After reviewing remission criteria, blood sugar guidelines, and recent clinical trials, the authors of the paper found that maintaining a weight loss of 33 pounds can actually reverse diabetes for specific patients.
Past research has led to promising findings. For instance, one Newcastle University study found that limiting diabetic patients to 700 calories a day for two months led to an average 31-pound weight loss. As a result, nearly half of the people studied experienced a significant drop in their blood sugar levels, taking many patients to pre-diabetic levels instead.
When the researchers followed up with those people after 6 months of maintaining their weight loss, they were still diabetes-free.
If you’re diagnosed with type 2 diabetes, your doctor will generally prescribe medication and offer general advice about improving your diet and exercise—but the key to this study, and others like it, is weight loss. (If you want to shed pounds right now, check out Metashred Extreme from Men's Health, a series of high-intensity workouts designed to help you burn fat. Or, check out the video below.)
13 Exercises That Are Better Than Burpees For Fat Loss:
This is a modal window.
Beginning of dialog window. Escape will cancel and close the window.
End of dialog window.
That’s because too much fat buildup in your pancreas tampers with the organ’s ability to pr Continue reading

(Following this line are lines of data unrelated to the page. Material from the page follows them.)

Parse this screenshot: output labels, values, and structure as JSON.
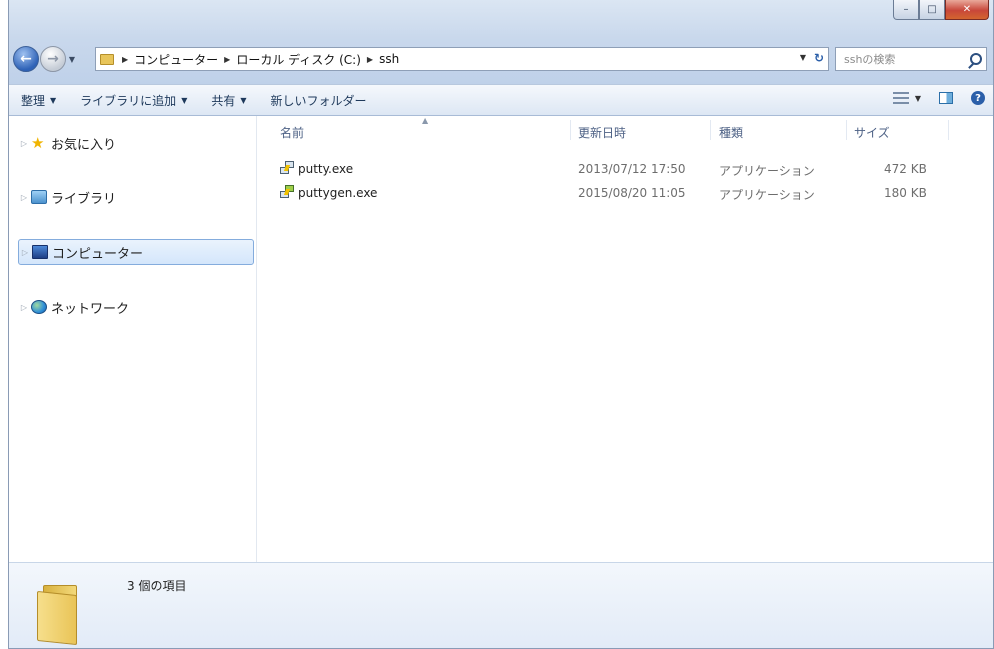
{
  "window": {
    "caption_buttons": {
      "minimize": "–",
      "maximize": "□",
      "close": "✕"
    }
  },
  "address": {
    "crumbs": [
      "コンピューター",
      "ローカル ディスク (C:)",
      "ssh"
    ]
  },
  "search": {
    "placeholder": "sshの検索"
  },
  "command_bar": {
    "items": [
      {
        "label": "整理",
        "has_dropdown": true
      },
      {
        "label": "ライブラリに追加",
        "has_dropdown": true
      },
      {
        "label": "共有",
        "has_dropdown": true
      },
      {
        "label": "新しいフォルダー",
        "has_dropdown": false
      }
    ]
  },
  "navigation": {
    "items": [
      {
        "label": "お気に入り",
        "icon": "star-icon",
        "selected": false
      },
      {
        "label": "ライブラリ",
        "icon": "library-icon",
        "selected": false
      },
      {
        "label": "コンピューター",
        "icon": "computer-icon",
        "selected": true
      },
      {
        "label": "ネットワーク",
        "icon": "network-icon",
        "selected": false
      }
    ]
  },
  "file_list": {
    "columns": {
      "name": "名前",
      "modified": "更新日時",
      "type": "種類",
      "size": "サイズ"
    },
    "rows": [
      {
        "name": "putty.exe",
        "modified": "2013/07/12 17:50",
        "type": "アプリケーション",
        "size": "472 KB",
        "icon": "putty-icon"
      },
      {
        "name": "puttygen.exe",
        "modified": "2015/08/20 11:05",
        "type": "アプリケーション",
        "size": "180 KB",
        "icon": "puttygen-icon"
      }
    ]
  },
  "details": {
    "item_count": "3 個の項目",
    "icon": "folder-icon"
  }
}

Eat to Beat Diabetes: Diabetic Breakfasts That Boost Your Energy

Eat to Beat Diabetes: Diabetic Breakfasts That Boost Your Energy

Kick-start your day with diabetes-friendly breakfast recipes that are packed with nutrition and satisfaction. Enjoy healthy breakfast sandwiches, superfood smoothies, omelets, yogurt parfaits, and more.
Kick-start your day with diabetes-friendly breakfast recipes that are packed with nutrition and satisfaction. Enjoy healthy breakfast sandwiches, superfood smoothies, omelets, yogurt parfaits, and more.
Kick-start your day with diabetes-friendly breakfast recipes that are packed with nutrition and satisfaction. Enjoy healthy breakfast sandwiches, superfood smoothies, omelets, yogurt parfaits, and more.
Kick-start your day with diabetes-friendly breakfast recipes that are packed with nutrition and satisfaction. Enjoy healthy breakfast sandwiches, superfood smoothies, omelets, yogurt parfaits, and more. Continue reading

No more pages to load

Popular Articles

Related Articles